## Records to process
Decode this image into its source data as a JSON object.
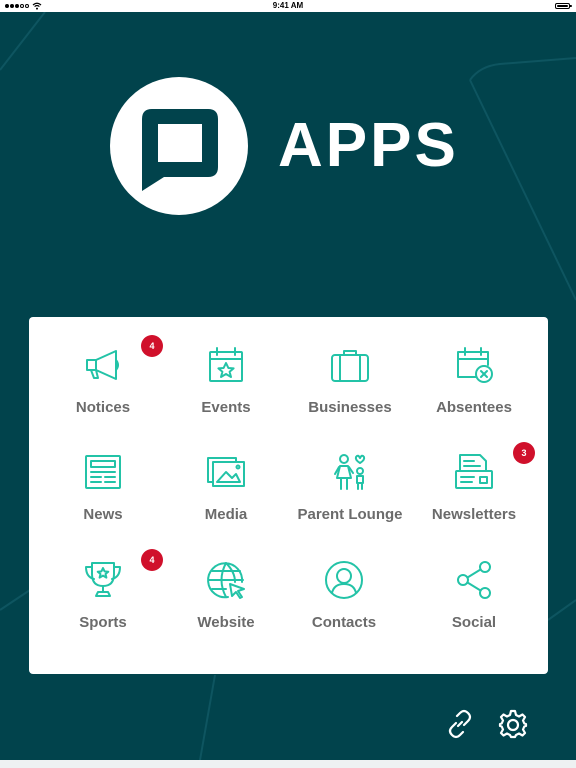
{
  "status_bar": {
    "time": "9:41 AM"
  },
  "header": {
    "title": "APPS"
  },
  "apps": [
    {
      "id": "notices",
      "label": "Notices",
      "icon": "megaphone-icon",
      "badge": "4"
    },
    {
      "id": "events",
      "label": "Events",
      "icon": "calendar-star-icon",
      "badge": ""
    },
    {
      "id": "businesses",
      "label": "Businesses",
      "icon": "briefcase-icon",
      "badge": ""
    },
    {
      "id": "absentees",
      "label": "Absentees",
      "icon": "calendar-cross-icon",
      "badge": ""
    },
    {
      "id": "news",
      "label": "News",
      "icon": "newspaper-icon",
      "badge": ""
    },
    {
      "id": "media",
      "label": "Media",
      "icon": "photos-icon",
      "badge": ""
    },
    {
      "id": "parent-lounge",
      "label": "Parent Lounge",
      "icon": "parent-child-icon",
      "badge": ""
    },
    {
      "id": "newsletters",
      "label": "Newsletters",
      "icon": "newsletter-icon",
      "badge": "3"
    },
    {
      "id": "sports",
      "label": "Sports",
      "icon": "trophy-icon",
      "badge": "4"
    },
    {
      "id": "website",
      "label": "Website",
      "icon": "globe-cursor-icon",
      "badge": ""
    },
    {
      "id": "contacts",
      "label": "Contacts",
      "icon": "person-circle-icon",
      "badge": ""
    },
    {
      "id": "social",
      "label": "Social",
      "icon": "share-icon",
      "badge": ""
    }
  ],
  "footer": {
    "link_icon": "link-icon",
    "settings_icon": "gear-icon"
  },
  "colors": {
    "background": "#01434c",
    "accent": "#23c3a7",
    "badge": "#d0102b",
    "label": "#6b6b6b"
  }
}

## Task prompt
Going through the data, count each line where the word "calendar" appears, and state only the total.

## Response box
2